Wireless radio system powers devices implanted inside the human body
Image credit: MIT
Medical devices implanted inside the human body could be wirelessly powered and communicated with thanks to a new technology that could revolutionise remote control of drug delivery, sensing, and other medical applications.
Massachusetts Institute of Technology (MIT) researchers developed the implants, which are powered by radio frequency waves and can safely pass through human tissues.
Using an animal model, the researchers demonstrated that the waves can power devices located 10 centimetres deep in tissue, from a distance of one meter.
“Even though these tiny implantable devices have no batteries, we can now communicate with them from a distance outside the body. This opens up entirely new types of medical applications,” said Fadel Adib, an assistant professor in MIT’s Media Lab.

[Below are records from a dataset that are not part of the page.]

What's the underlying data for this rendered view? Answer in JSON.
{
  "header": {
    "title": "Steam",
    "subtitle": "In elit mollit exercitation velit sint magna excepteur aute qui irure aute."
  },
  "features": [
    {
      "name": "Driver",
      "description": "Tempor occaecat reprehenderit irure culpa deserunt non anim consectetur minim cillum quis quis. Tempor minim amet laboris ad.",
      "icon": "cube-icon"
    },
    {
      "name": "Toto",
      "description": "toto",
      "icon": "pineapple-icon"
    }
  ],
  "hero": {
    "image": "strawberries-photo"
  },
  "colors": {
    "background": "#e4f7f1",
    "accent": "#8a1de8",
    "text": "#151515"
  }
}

As they do not require a battery, the devices can be made tiny. In this study, the researchers tested a prototype about the size of a grain of rice, but they anticipate that it could be made even smaller.
“Having the capacity to communicate with these systems without the need for a battery would be a significant advance. These devices could be compatible with sensing conditions as well as aiding in the delivery of a drug,” said assistant professor Giovanni Traverso.
Medical devices that can be ingested or implanted in the body could offer doctors new ways to diagnose, monitor, and treat many diseases.
Traverso’s lab is now working on a variety of ingestible systems that can be used to deliver drugs, monitor vital signs, and detect movement of the gastro-intestinal tract. In the brain, implantable electrodes that deliver an electrical current are used for a technique known as deep brain stimulation, which is often used to treat Parkinson’s disease or epilepsy.
These electrodes are now controlled by a pacemaker-like device implanted under the skin, which could be eliminated if wireless power is used. Currently, implantable medical devices, such as pacemakers, carry their own batteries, which occupy most of the space on the device and offer a limited lifespan.
Until now, powering the devices wirelessly has proved difficult to achieve because radio waves tend to dissipate as they pass through the body, so they end up being too weak to supply enough power.
To overcome this problem, the researchers devised a system that they call “In Vivo Networking” (IVN). This system relies on an array of antennae that emit radio waves of slightly different frequencies. As the radio waves propagate, they overlap and combine in different ways. At certain points, where the high points of the waves overlap, they can provide enough energy to power an implanted sensor.
“We chose frequencies that are slightly different from each other, and in doing so, we know that at some point in time these are going to reach their highs at the same time. When they reach their highs at the same time, they are able to overcome the energy threshold needed to power the device,” Adib said.
With the new system, the researchers do not need to know the exact location of the sensors in the body, as the power is transmitted over a large area. This also means that they can power multiple devices at once. At the same time that the sensors receive a burst of power, they also receive a signal telling them to relay information back to the antenna. This signal could also be used to stimulate release of a drug, a burst of electricity, or a pulse of light, the researchers say.
In tests in pigs, the researchers showed they could send power from up to a meter outside the body, to a sensor that was 10 centimetres deep in the body. If the sensors are located very close to the skin’s surface, they can be powered from up to 38 meters away.
The researchers are now working on making the power delivery more efficient and transferring it over greater distances.
This technology also has the potential to improve RFID applications in other areas such as inventory control, retail analytics, and “smart” environments, allowing for longer-distance object tracking and communication, the researchers say.